Segment Start: DATASET ENTRIES

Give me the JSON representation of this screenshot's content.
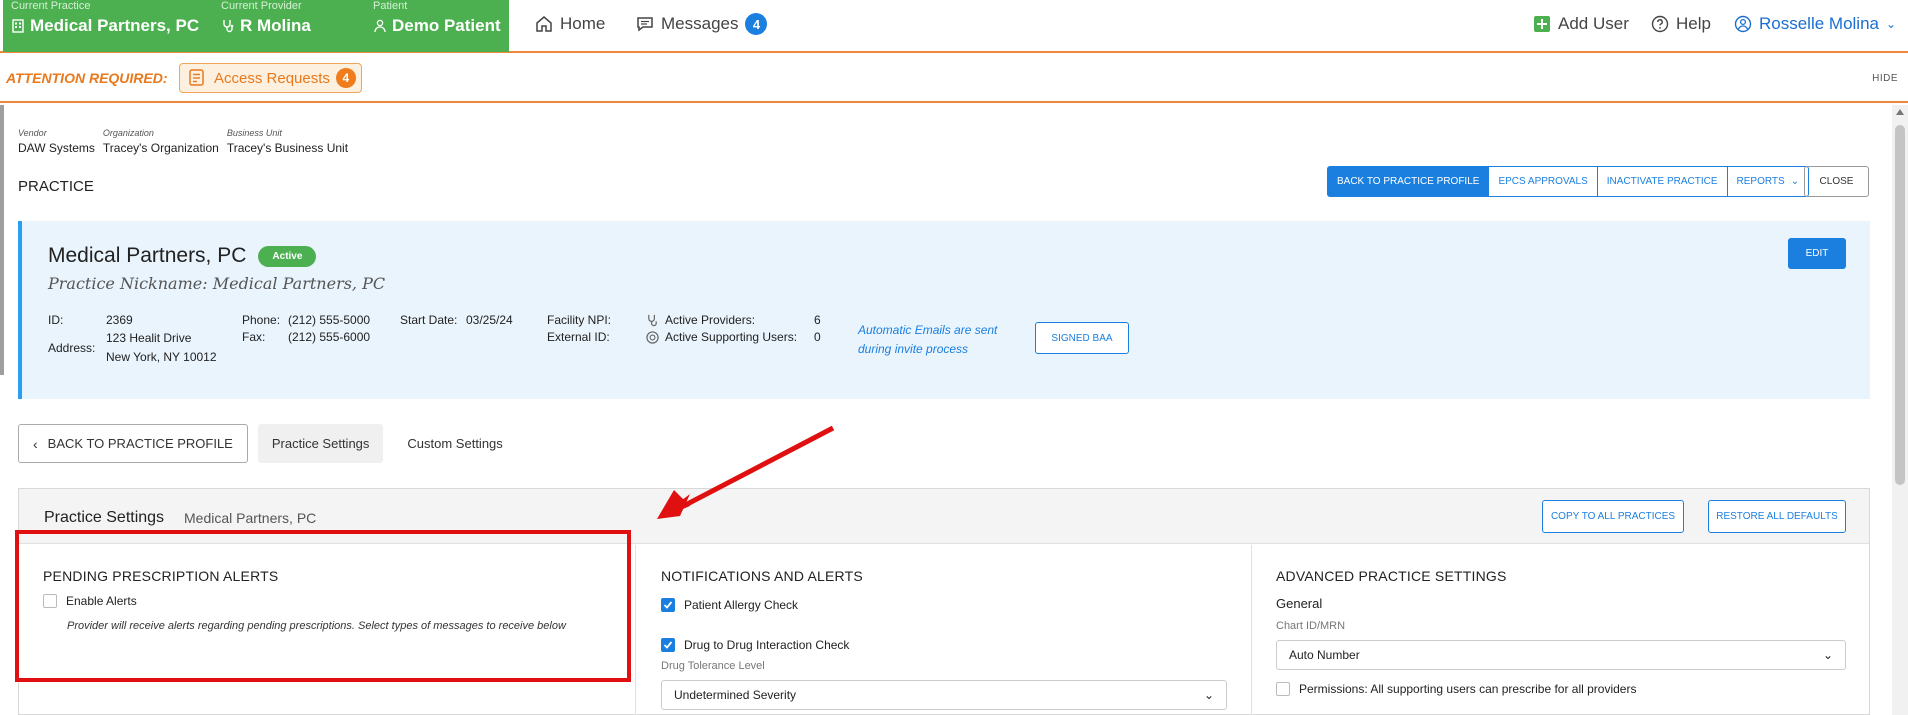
{
  "context": {
    "practice_label": "Current Practice",
    "practice_value": "Medical Partners, PC",
    "provider_label": "Current Provider",
    "provider_value": "R Molina",
    "patient_label": "Patient",
    "patient_value": "Demo Patient"
  },
  "nav": {
    "home": "Home",
    "messages": "Messages",
    "messages_count": "4",
    "add_user": "Add User",
    "help": "Help",
    "user": "Rosselle Molina"
  },
  "attention": {
    "text": "ATTENTION REQUIRED:",
    "access_requests": "Access Requests",
    "access_count": "4",
    "hide": "HIDE"
  },
  "breadcrumb": {
    "vendor_label": "Vendor",
    "vendor_value": "DAW Systems",
    "org_label": "Organization",
    "org_value": "Tracey's Organization",
    "bu_label": "Business Unit",
    "bu_value": "Tracey's Business Unit"
  },
  "page_title": "PRACTICE",
  "actions": {
    "back": "BACK TO PRACTICE PROFILE",
    "epcs": "EPCS APPROVALS",
    "inactivate": "INACTIVATE PRACTICE",
    "reports": "REPORTS",
    "close": "CLOSE"
  },
  "practice": {
    "name": "Medical Partners, PC",
    "status": "Active",
    "nickname": "Practice Nickname: Medical Partners, PC",
    "edit": "EDIT",
    "id_label": "ID:",
    "id_value": "2369",
    "address_label": "Address:",
    "address_line1": "123 Healit Drive",
    "address_line2": "New York, NY 10012",
    "phone_label": "Phone:",
    "phone_value": "(212) 555-5000",
    "fax_label": "Fax:",
    "fax_value": "(212) 555-6000",
    "start_label": "Start Date:",
    "start_value": "03/25/24",
    "npi_label": "Facility NPI:",
    "ext_label": "External ID:",
    "providers_label": "Active Providers:",
    "providers_value": "6",
    "supporting_label": "Active Supporting Users:",
    "supporting_value": "0",
    "auto_email_line1": "Automatic Emails are sent",
    "auto_email_line2": "during invite process",
    "signed_baa": "SIGNED BAA"
  },
  "tabs": {
    "back": "BACK TO PRACTICE PROFILE",
    "practice_settings": "Practice Settings",
    "custom_settings": "Custom Settings"
  },
  "settings": {
    "title": "Practice Settings",
    "subtitle": "Medical Partners, PC",
    "copy_all": "COPY TO ALL PRACTICES",
    "restore": "RESTORE ALL DEFAULTS",
    "pending": {
      "heading": "PENDING PRESCRIPTION ALERTS",
      "enable": "Enable Alerts",
      "enabled": false,
      "desc": "Provider will receive alerts regarding pending prescriptions. Select types of messages to receive below"
    },
    "notifications": {
      "heading": "NOTIFICATIONS AND ALERTS",
      "allergy": "Patient Allergy Check",
      "allergy_on": true,
      "drug": "Drug to Drug Interaction Check",
      "drug_on": true,
      "tolerance_label": "Drug Tolerance Level",
      "tolerance_value": "Undetermined Severity"
    },
    "advanced": {
      "heading": "ADVANCED PRACTICE SETTINGS",
      "general": "General",
      "chart_label": "Chart ID/MRN",
      "chart_value": "Auto Number",
      "permissions": "Permissions: All supporting users can prescribe for all providers",
      "permissions_on": false
    }
  }
}
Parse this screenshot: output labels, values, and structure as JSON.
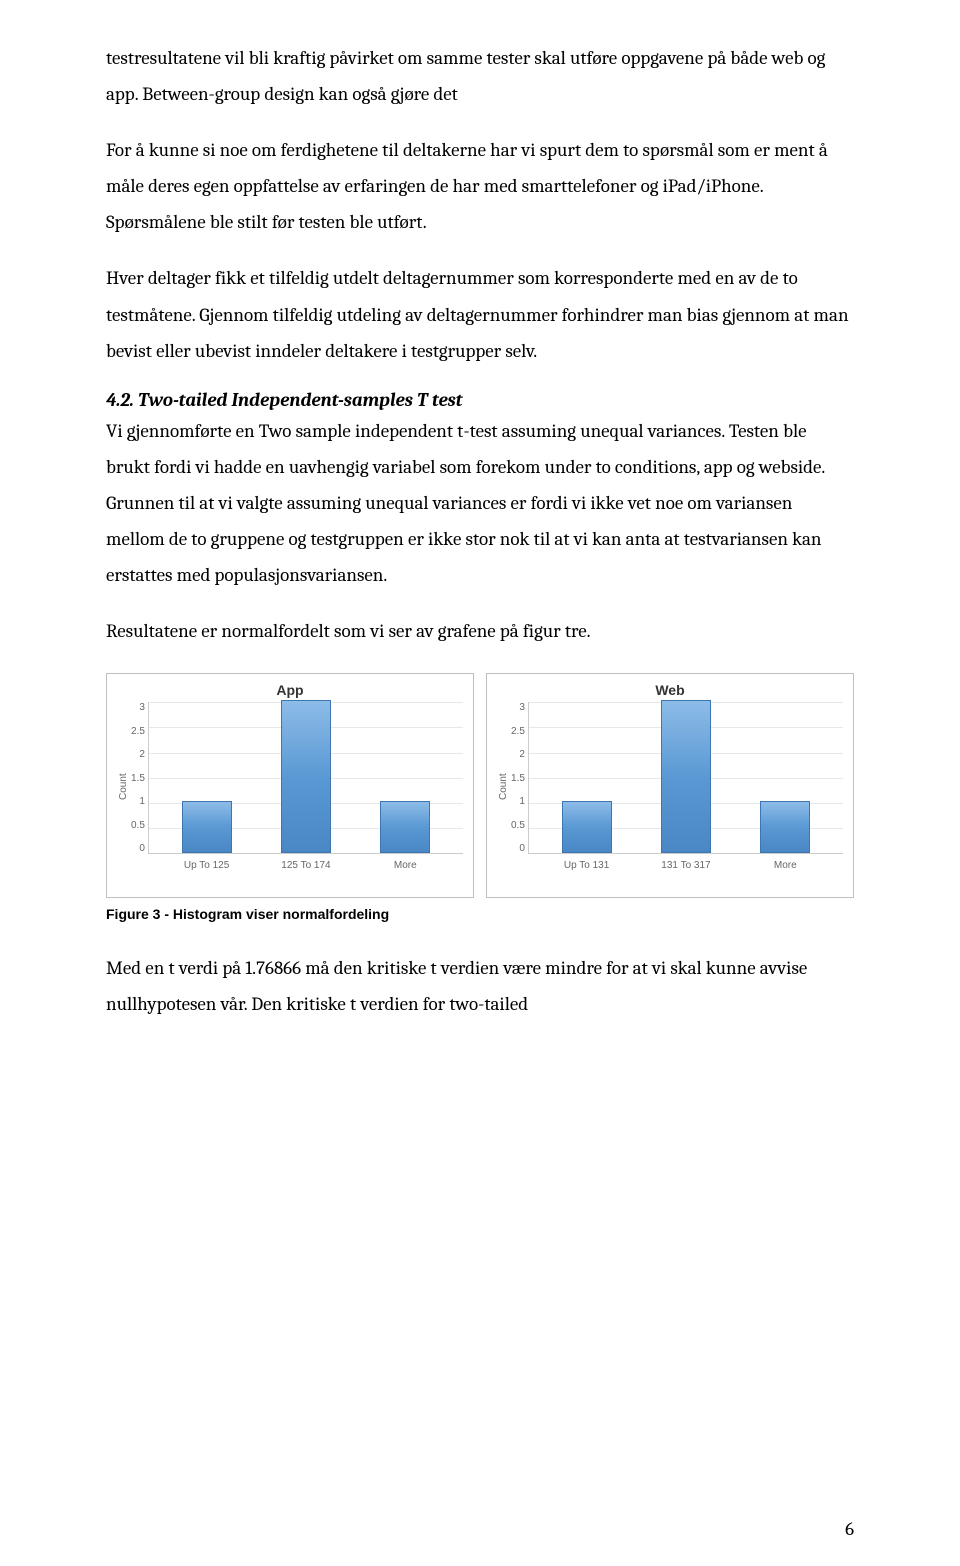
{
  "paragraphs": {
    "p1": "testresultatene vil bli kraftig påvirket om samme tester skal utføre oppgavene på både web og app. Between-group design kan også gjøre det",
    "p2": "For å kunne si  noe om ferdighetene til deltakerne har vi spurt dem to spørsmål som er ment å måle deres egen oppfattelse av erfaringen de har med smarttelefoner og iPad/iPhone. Spørsmålene ble stilt før testen ble utført.",
    "p3": "Hver deltager fikk et tilfeldig utdelt deltagernummer som korresponderte med en av de to testmåtene. Gjennom tilfeldig utdeling av deltagernummer forhindrer man bias gjennom at man bevist eller ubevist inndeler deltakere i testgrupper selv.",
    "heading": "4.2. Two-tailed Independent-samples T test",
    "p4": "Vi gjennomførte en Two sample independent t-test assuming unequal variances. Testen ble brukt fordi vi hadde en uavhengig variabel som forekom under to conditions, app og webside.",
    "p5": "Grunnen til at vi valgte assuming unequal variances er fordi vi ikke vet noe om variansen mellom de to gruppene og testgruppen er ikke stor nok til at vi kan anta at testvariansen kan erstattes med populasjonsvariansen.",
    "p6": "Resultatene er normalfordelt som vi ser av grafene på figur tre.",
    "p7": "Med en t verdi på 1.76866 må den kritiske t verdien være mindre for at vi skal kunne avvise nullhypotesen vår. Den kritiske t verdien for two-tailed"
  },
  "figure_caption": "Figure 3 - Histogram viser normalfordeling",
  "page_number": "6",
  "chart_data": [
    {
      "type": "bar",
      "title": "App",
      "ylabel": "Count",
      "categories": [
        "Up To 125",
        "125 To 174",
        "More"
      ],
      "values": [
        1,
        3,
        1
      ],
      "yticks": [
        "3",
        "2.5",
        "2",
        "1.5",
        "1",
        "0.5",
        "0"
      ],
      "ylim": [
        0,
        3
      ]
    },
    {
      "type": "bar",
      "title": "Web",
      "ylabel": "Count",
      "categories": [
        "Up To 131",
        "131 To 317",
        "More"
      ],
      "values": [
        1,
        3,
        1
      ],
      "yticks": [
        "3",
        "2.5",
        "2",
        "1.5",
        "1",
        "0.5",
        "0"
      ],
      "ylim": [
        0,
        3
      ]
    }
  ]
}
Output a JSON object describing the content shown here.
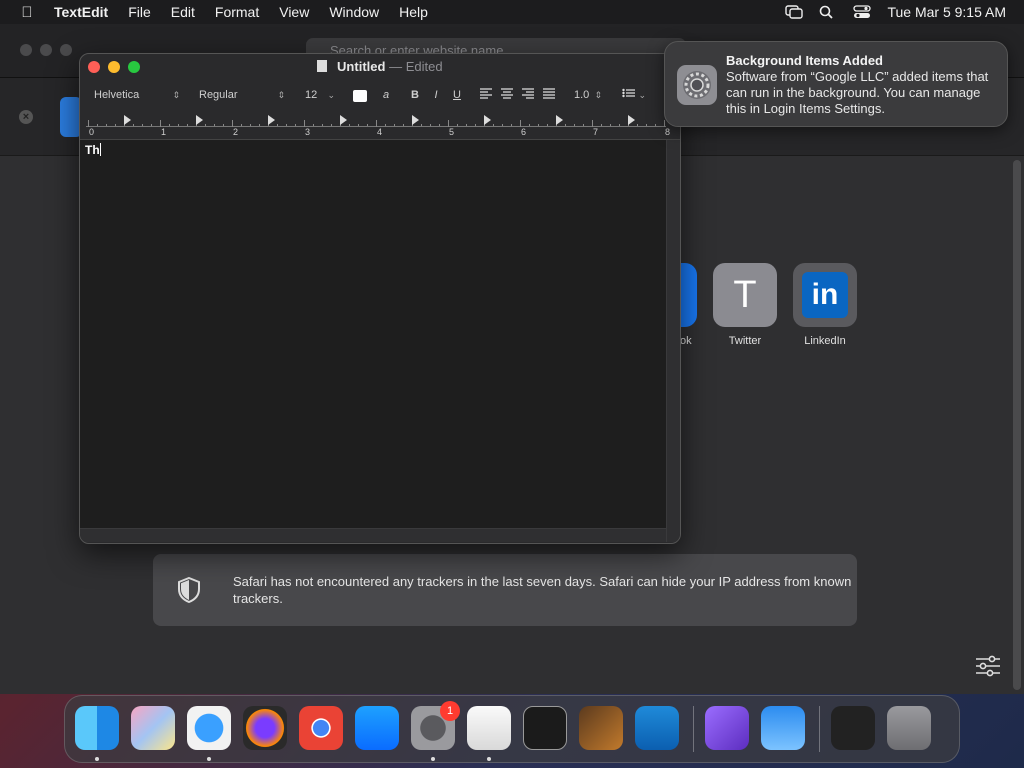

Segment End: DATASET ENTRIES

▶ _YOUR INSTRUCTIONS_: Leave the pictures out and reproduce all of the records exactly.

▶ _EXPECTED ANSWER_:
Give me the JSON representation of this screenshot's content.
{
  "context": {
    "practice_label": "Current Practice",
    "practice_value": "Medical Partners, PC",
    "provider_label": "Current Provider",
    "provider_value": "R Molina",
    "patient_label": "Patient",
    "patient_value": "Demo Patient"
  },
  "nav": {
    "home": "Home",
    "messages": "Messages",
    "messages_count": "4",
    "add_user": "Add User",
    "help": "Help",
    "user": "Rosselle Molina"
  },
  "attention": {
    "text": "ATTENTION REQUIRED:",
    "access_requests": "Access Requests",
    "access_count": "4",
    "hide": "HIDE"
  },
  "breadcrumb": {
    "vendor_label": "Vendor",
    "vendor_value": "DAW Systems",
    "org_label": "Organization",
    "org_value": "Tracey's Organization",
    "bu_label": "Business Unit",
    "bu_value": "Tracey's Business Unit"
  },
  "page_title": "PRACTICE",
  "actions": {
    "back": "BACK TO PRACTICE PROFILE",
    "epcs": "EPCS APPROVALS",
    "inactivate": "INACTIVATE PRACTICE",
    "reports": "REPORTS",
    "close": "CLOSE"
  },
  "practice": {
    "name": "Medical Partners, PC",
    "status": "Active",
    "nickname": "Practice Nickname: Medical Partners, PC",
    "edit": "EDIT",
    "id_label": "ID:",
    "id_value": "2369",
    "address_label": "Address:",
    "address_line1": "123 Healit Drive",
    "address_line2": "New York, NY 10012",
    "phone_label": "Phone:",
    "phone_value": "(212) 555-5000",
    "fax_label": "Fax:",
    "fax_value": "(212) 555-6000",
    "start_label": "Start Date:",
    "start_value": "03/25/24",
    "npi_label": "Facility NPI:",
    "ext_label": "External ID:",
    "providers_label": "Active Providers:",
    "providers_value": "6",
    "supporting_label": "Active Supporting Users:",
    "supporting_value": "0",
    "auto_email_line1": "Automatic Emails are sent",
    "auto_email_line2": "during invite process",
    "signed_baa": "SIGNED BAA"
  },
  "tabs": {
    "back": "BACK TO PRACTICE PROFILE",
    "practice_settings": "Practice Settings",
    "custom_settings": "Custom Settings"
  },
  "settings": {
    "title": "Practice Settings",
    "subtitle": "Medical Partners, PC",
    "copy_all": "COPY TO ALL PRACTICES",
    "restore": "RESTORE ALL DEFAULTS",
    "pending": {
      "heading": "PENDING PRESCRIPTION ALERTS",
      "enable": "Enable Alerts",
      "enabled": false,
      "desc": "Provider will receive alerts regarding pending prescriptions. Select types of messages to receive below"
    },
    "notifications": {
      "heading": "NOTIFICATIONS AND ALERTS",
      "allergy": "Patient Allergy Check",
      "allergy_on": true,
      "drug": "Drug to Drug Interaction Check",
      "drug_on": true,
      "tolerance_label": "Drug Tolerance Level",
      "tolerance_value": "Undetermined Severity"
    },
    "advanced": {
      "heading": "ADVANCED PRACTICE SETTINGS",
      "general": "General",
      "chart_label": "Chart ID/MRN",
      "chart_value": "Auto Number",
      "permissions": "Permissions: All supporting users can prescribe for all providers",
      "permissions_on": false
    }
  }
}
Parse this screenshot: output labels, values, and structure as JSON.
{
  "paragraphs": {
    "p1": "testresultatene vil bli kraftig påvirket om samme tester skal utføre oppgavene på både web og app. Between-group design kan også gjøre det",
    "p2": "For å kunne si  noe om ferdighetene til deltakerne har vi spurt dem to spørsmål som er ment å måle deres egen oppfattelse av erfaringen de har med smarttelefoner og iPad/iPhone. Spørsmålene ble stilt før testen ble utført.",
    "p3": "Hver deltager fikk et tilfeldig utdelt deltagernummer som korresponderte med en av de to testmåtene. Gjennom tilfeldig utdeling av deltagernummer forhindrer man bias gjennom at man bevist eller ubevist inndeler deltakere i testgrupper selv.",
    "heading": "4.2. Two-tailed Independent-samples T test",
    "p4": "Vi gjennomførte en Two sample independent t-test assuming unequal variances. Testen ble brukt fordi vi hadde en uavhengig variabel som forekom under to conditions, app og webside.",
    "p5": "Grunnen til at vi valgte assuming unequal variances er fordi vi ikke vet noe om variansen mellom de to gruppene og testgruppen er ikke stor nok til at vi kan anta at testvariansen kan erstattes med populasjonsvariansen.",
    "p6": "Resultatene er normalfordelt som vi ser av grafene på figur tre.",
    "p7": "Med en t verdi på 1.76866 må den kritiske t verdien være mindre for at vi skal kunne avvise nullhypotesen vår. Den kritiske t verdien for two-tailed"
  },
  "figure_caption": "Figure 3 - Histogram viser normalfordeling",
  "page_number": "6",
  "chart_data": [
    {
      "type": "bar",
      "title": "App",
      "ylabel": "Count",
      "categories": [
        "Up To 125",
        "125 To 174",
        "More"
      ],
      "values": [
        1,
        3,
        1
      ],
      "yticks": [
        "3",
        "2.5",
        "2",
        "1.5",
        "1",
        "0.5",
        "0"
      ],
      "ylim": [
        0,
        3
      ]
    },
    {
      "type": "bar",
      "title": "Web",
      "ylabel": "Count",
      "categories": [
        "Up To 131",
        "131 To 317",
        "More"
      ],
      "values": [
        1,
        3,
        1
      ],
      "yticks": [
        "3",
        "2.5",
        "2",
        "1.5",
        "1",
        "0.5",
        "0"
      ],
      "ylim": [
        0,
        3
      ]
    }
  ]
}
Output a JSON object describing the content shown here.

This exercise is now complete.